On the Hairy Growth of new Tools into Monsters

Quote from SomeCallMeTim on ycombinator, 2013

When people (myself included) start taking advantage of the fact that Make is Turing-complete and writing arbitrary “programs” in their Makefiles, it typically starts simple; you want to do something like build ALL the files in a folder, so you use a wildcard. Then you want to add dependency checking, so you use the wildcard to convert between .o to .d, keeping the same folder structure.  And I don’t want the .o and .d files to be generated where the .c files live, so I need to add this code here that converts the paths.

OOPS, this project uses a slightly different folder structure, and so I need to add a case where it looks in DIFFERENT relative paths.

Oh dear; I just realized that I need this code to work ALMOST the same in a different project that needs to be built with the same Makefile; that means I need to include it twice, using different options each time.

And it turns out that it DOESN’T work the way I expect, so now I have to use $(eval), meaning some of my Make variables are referenced with $(VAR), and some with $$(VAR), depending on whether I want them to grab the CURRENT version of the variable or the calculated version.
But now, now I have all of my code to create my project in one convenient place, and creating a new project Makefile is quite trivial!
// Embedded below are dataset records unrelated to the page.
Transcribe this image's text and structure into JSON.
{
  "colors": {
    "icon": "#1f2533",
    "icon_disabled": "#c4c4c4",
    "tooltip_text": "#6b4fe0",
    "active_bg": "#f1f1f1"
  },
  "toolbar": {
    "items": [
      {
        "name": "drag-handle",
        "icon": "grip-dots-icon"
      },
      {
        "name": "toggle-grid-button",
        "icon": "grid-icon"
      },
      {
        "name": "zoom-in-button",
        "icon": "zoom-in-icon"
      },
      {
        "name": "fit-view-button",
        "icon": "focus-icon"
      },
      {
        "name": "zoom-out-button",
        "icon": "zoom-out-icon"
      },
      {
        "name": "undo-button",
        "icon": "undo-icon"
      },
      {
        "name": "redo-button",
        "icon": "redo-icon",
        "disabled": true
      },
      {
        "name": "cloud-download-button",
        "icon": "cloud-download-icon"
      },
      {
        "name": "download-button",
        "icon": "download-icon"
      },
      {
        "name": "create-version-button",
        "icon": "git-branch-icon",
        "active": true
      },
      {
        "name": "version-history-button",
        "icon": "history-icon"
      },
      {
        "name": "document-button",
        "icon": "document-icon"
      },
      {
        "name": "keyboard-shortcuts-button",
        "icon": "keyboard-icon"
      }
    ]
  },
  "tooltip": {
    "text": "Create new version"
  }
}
It’s all very clean and nice.

But the next person to try to change the folder structure, or to otherwise try to get this now-crazy-complicated house of cards to do something that I didn’t anticipate has to become just as adept at the subtleties of $(eval …) and Makefile functions (define …); error messages when you get things wrong tend to make early C and C++ compiler errors look straightforward and useful by comparison.

For a far more complicated example, take a look at the Android NDK Makefile build system. 5430 lines of .mk files that make your life very easy…right up until you want to do something they didn’t anticipate, or until they ship a version with a bug (which they’ve done a several times now) that screws up your build.